WORKING DATA section start

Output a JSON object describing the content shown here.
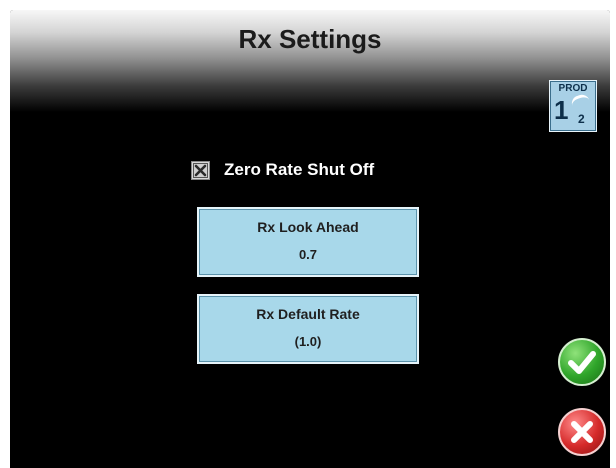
{
  "header": {
    "title": "Rx Settings"
  },
  "product_badge": {
    "label": "PROD",
    "number": "1",
    "sub": "2"
  },
  "zero_rate": {
    "label": "Zero Rate Shut Off",
    "checked": true
  },
  "settings": [
    {
      "label": "Rx Look Ahead",
      "value": "0.7"
    },
    {
      "label": "Rx Default Rate",
      "value": "(1.0)"
    }
  ],
  "actions": {
    "ok_icon": "checkmark-icon",
    "cancel_icon": "x-icon"
  },
  "colors": {
    "button_fill": "#a8d8ea",
    "accept": "#2fa52a",
    "cancel": "#d52a2a",
    "background": "#000000"
  }
}
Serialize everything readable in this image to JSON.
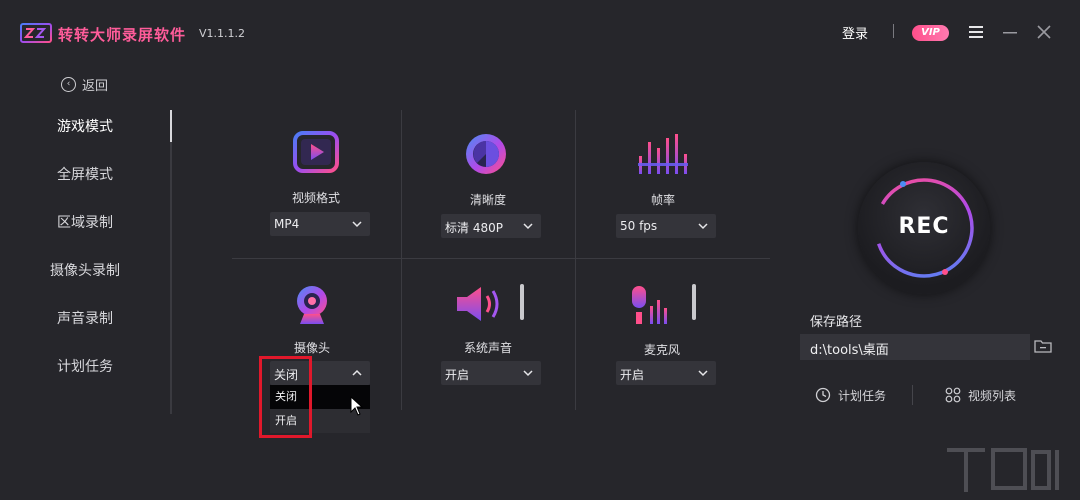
{
  "header": {
    "app_title": "转转大师录屏软件",
    "version": "V1.1.1.2",
    "login": "登录",
    "vip": "VIP"
  },
  "sidebar": {
    "back": "返回",
    "items": [
      {
        "label": "游戏模式",
        "active": true
      },
      {
        "label": "全屏模式"
      },
      {
        "label": "区域录制"
      },
      {
        "label": "摄像头录制"
      },
      {
        "label": "声音录制"
      },
      {
        "label": "计划任务"
      }
    ]
  },
  "settings": {
    "video_format": {
      "label": "视频格式",
      "value": "MP4",
      "icon": "play-icon"
    },
    "clarity": {
      "label": "清晰度",
      "value": "标清 480P",
      "icon": "clarity-icon"
    },
    "frame_rate": {
      "label": "帧率",
      "value": "50 fps",
      "icon": "equalizer-icon"
    },
    "camera": {
      "label": "摄像头",
      "value": "关闭",
      "icon": "webcam-icon",
      "dropdown_open": true,
      "options": [
        "关闭",
        "开启"
      ]
    },
    "system_sound": {
      "label": "系统声音",
      "value": "开启",
      "icon": "speaker-icon"
    },
    "microphone": {
      "label": "麦克风",
      "value": "开启",
      "icon": "microphone-icon"
    }
  },
  "record": {
    "rec_label": "REC",
    "save_path_title": "保存路径",
    "save_path": "d:\\tools\\桌面",
    "scheduled_task": "计划任务",
    "video_list": "视频列表"
  },
  "colors": {
    "accent_pink": "#ff4f8b",
    "accent_purple": "#8a5cf6",
    "accent_blue": "#4b8cf5",
    "background": "#26262b",
    "highlight_red": "#e0182b"
  }
}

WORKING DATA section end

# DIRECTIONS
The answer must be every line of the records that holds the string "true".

# TASK RESPONSE
    "checked": true
        "active": true
      "dropdown_open": true,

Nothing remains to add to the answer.